___ Data section
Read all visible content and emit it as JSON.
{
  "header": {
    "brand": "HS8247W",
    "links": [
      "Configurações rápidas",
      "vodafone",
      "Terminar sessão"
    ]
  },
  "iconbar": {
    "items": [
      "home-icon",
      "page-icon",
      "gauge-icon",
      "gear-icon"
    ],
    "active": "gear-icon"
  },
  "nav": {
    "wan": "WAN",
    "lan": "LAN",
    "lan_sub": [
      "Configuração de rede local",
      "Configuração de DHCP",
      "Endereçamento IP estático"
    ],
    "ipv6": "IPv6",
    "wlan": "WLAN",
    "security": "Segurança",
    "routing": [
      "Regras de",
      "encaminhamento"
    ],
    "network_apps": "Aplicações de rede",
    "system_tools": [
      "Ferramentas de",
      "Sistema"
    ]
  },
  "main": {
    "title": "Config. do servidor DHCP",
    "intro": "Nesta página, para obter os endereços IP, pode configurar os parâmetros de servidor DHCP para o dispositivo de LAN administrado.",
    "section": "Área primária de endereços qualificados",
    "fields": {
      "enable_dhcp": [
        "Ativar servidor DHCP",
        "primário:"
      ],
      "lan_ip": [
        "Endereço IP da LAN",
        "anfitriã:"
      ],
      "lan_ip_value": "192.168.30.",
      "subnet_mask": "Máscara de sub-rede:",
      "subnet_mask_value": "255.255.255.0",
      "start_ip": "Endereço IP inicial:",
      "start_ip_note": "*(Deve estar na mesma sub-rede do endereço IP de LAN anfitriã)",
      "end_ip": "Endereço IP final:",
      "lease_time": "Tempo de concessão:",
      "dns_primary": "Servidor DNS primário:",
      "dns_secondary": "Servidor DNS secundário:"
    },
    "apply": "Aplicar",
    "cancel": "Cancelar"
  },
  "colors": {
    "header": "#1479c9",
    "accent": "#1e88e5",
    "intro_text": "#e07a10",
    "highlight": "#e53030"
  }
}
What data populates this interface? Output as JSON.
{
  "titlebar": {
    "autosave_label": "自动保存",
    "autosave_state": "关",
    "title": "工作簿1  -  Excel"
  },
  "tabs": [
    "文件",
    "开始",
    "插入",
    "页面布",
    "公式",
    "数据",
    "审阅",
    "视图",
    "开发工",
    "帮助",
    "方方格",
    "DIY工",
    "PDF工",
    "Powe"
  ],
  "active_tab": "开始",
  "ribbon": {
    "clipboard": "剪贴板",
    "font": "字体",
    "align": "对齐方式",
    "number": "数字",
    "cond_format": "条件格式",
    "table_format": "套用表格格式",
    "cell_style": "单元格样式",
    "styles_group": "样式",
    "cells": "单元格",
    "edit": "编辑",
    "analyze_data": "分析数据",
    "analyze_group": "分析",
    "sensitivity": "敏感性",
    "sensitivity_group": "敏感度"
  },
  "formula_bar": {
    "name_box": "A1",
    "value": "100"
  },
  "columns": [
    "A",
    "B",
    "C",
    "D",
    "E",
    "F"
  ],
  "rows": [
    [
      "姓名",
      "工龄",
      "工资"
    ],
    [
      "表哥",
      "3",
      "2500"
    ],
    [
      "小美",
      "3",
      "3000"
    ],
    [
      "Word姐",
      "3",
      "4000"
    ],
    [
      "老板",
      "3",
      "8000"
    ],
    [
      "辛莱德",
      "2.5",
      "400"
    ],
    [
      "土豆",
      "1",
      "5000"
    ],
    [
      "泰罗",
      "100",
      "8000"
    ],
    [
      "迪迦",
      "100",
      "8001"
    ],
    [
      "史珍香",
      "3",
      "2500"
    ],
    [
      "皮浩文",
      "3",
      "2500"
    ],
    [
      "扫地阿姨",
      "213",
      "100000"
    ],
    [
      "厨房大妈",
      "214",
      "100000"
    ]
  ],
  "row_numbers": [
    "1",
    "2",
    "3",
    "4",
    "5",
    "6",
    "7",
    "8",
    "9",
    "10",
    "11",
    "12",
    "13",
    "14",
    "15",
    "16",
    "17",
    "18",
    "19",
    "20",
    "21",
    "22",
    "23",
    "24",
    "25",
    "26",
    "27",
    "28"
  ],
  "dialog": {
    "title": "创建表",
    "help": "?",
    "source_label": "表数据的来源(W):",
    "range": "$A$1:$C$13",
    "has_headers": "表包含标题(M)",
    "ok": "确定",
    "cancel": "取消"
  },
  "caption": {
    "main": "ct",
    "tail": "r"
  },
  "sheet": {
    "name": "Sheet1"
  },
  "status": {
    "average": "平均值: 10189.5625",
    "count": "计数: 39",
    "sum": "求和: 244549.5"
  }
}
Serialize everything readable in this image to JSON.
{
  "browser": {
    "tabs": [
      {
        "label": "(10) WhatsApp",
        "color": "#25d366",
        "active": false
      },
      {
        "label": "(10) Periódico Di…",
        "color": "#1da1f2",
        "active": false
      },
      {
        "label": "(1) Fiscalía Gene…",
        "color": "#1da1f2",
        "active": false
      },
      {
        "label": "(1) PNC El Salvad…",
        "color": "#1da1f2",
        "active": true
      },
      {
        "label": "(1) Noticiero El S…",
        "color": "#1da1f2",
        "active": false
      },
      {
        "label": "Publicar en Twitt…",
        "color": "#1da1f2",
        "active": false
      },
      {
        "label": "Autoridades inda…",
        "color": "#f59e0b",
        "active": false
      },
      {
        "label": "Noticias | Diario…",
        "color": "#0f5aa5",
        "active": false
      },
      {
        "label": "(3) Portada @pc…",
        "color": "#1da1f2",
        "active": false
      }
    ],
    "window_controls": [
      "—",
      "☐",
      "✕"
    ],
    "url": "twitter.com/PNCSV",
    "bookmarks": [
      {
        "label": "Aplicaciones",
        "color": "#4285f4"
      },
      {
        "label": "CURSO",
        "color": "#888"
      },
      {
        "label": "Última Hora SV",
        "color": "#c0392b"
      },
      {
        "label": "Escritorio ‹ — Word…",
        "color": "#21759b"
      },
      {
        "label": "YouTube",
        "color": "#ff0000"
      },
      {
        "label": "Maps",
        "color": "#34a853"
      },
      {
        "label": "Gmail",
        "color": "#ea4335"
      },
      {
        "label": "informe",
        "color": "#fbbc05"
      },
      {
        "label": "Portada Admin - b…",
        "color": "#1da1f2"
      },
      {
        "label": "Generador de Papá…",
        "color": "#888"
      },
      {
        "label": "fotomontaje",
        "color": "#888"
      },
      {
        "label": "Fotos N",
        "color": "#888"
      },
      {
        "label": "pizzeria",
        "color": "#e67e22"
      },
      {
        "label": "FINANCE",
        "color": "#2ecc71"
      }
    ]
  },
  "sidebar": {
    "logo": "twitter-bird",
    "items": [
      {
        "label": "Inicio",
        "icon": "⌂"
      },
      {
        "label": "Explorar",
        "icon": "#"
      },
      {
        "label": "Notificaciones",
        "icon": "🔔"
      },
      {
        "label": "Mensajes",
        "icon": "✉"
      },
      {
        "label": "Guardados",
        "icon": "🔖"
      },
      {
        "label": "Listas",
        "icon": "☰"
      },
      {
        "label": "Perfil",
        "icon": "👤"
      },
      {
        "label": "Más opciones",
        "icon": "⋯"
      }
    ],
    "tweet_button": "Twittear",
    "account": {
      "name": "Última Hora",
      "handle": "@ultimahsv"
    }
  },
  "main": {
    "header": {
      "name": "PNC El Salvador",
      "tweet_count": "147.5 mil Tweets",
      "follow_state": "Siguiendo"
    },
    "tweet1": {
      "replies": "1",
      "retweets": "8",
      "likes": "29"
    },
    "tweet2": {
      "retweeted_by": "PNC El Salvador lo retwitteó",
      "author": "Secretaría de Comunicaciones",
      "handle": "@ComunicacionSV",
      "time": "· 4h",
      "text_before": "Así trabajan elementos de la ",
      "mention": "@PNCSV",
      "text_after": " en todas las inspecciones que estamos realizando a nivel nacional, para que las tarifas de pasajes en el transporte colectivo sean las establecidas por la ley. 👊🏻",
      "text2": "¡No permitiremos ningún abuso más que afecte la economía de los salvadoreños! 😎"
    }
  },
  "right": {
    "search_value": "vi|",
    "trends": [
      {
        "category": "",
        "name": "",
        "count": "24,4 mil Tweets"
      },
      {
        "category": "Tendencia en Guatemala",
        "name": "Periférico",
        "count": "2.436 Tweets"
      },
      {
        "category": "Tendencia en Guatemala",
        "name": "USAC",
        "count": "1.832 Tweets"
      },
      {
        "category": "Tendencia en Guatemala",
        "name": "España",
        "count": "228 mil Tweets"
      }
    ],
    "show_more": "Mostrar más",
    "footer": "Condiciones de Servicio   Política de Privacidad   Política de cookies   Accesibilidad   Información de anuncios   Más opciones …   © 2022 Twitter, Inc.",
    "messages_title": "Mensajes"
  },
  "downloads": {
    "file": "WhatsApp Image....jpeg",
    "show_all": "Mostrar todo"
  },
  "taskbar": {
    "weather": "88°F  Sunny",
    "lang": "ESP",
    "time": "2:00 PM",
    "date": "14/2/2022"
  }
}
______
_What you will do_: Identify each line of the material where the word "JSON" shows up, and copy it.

_Output for this exercise_:
Read all visible content and emit it as JSON.
What data populates this interface? Output as JSON.
Serialize everything readable in this image to JSON.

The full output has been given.